Dave’s stunning book toes the line between ignorance and truth, splendidly displaying Hannah’s feelings throughout the novel as she navigates her way through an unfamiliar world while trying to figure out the truth. At times, she wonders whether she is going too far, as she understands that what she finds out may devastate her and Bailey, as well as change her perception of Owen forever. Family bonding is also a prominent theme explored, delving particularly deep into the interactions between Hannah and Bailey, who initially have a rocky relationship. The novel illustrates how the most traumatic and heartbreaking situations can sometimes be the best method to strengthen bonds, something both Hannah and Bailey experience as they cope with the pain of the disappearance of their husband and father.
Even though the plot of the book is quite interesting, the characters had somewhat mundane personalities. Hannah is the picture-perfect example of a loving stepmother, who seemingly does whatever is possible in order to appease Bailey. She never becomes angry, has almost infinite patience, and always treats Bailey extremely well despite Bailey’s lack of reciprocation and cold responses.
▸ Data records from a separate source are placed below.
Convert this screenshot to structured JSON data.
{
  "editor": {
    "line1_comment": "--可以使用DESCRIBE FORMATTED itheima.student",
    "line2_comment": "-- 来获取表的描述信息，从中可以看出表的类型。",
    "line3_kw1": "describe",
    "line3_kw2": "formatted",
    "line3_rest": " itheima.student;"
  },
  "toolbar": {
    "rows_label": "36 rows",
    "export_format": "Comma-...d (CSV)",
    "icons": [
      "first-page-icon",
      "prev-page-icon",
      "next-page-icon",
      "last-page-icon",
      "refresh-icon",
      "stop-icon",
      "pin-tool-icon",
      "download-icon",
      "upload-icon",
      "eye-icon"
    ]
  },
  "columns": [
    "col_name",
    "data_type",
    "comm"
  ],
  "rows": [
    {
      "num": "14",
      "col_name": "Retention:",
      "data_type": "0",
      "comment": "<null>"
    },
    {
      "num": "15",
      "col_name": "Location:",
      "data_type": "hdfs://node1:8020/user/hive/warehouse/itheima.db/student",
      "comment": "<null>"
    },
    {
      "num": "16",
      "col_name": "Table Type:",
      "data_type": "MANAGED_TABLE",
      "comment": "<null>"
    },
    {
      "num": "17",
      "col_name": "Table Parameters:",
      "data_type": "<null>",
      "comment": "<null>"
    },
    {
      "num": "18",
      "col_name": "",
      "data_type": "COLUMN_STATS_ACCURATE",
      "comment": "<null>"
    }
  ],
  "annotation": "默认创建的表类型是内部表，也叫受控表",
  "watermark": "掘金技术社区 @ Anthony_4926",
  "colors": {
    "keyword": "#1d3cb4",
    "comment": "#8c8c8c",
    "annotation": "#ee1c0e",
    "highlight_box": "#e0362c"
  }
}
As a result, her character is somewhat two-dimensional, as she has no room for growth or improvement as the book progresses. Bailey also appears to have little motive for such a strong dislike and obvious disrespect towards her stepmother; it is understandable for her to be angry over the death of her mother at a young age, but her character development throughout the book seems quite cliché as she gradually grows to love and accept Hannah as her stepmother.
Fans of books with plot twists and unconventional family dynamics will enjoy reading The Last Thing He Told Me; additionally, it is a mystery novel that is better suited for young adults who prefer a mystery that isn’t too dark and twisted. Dave writes Hannah in a way that makes her first-person point of view relatable and keeps the reader engaged, making The Last Thing He Told Me a perfect read for someone who wants a quick and satisfying tale to keep them intrigued and entertained.
Check out The Last Thing he Told me from the Newport Beach Public Library!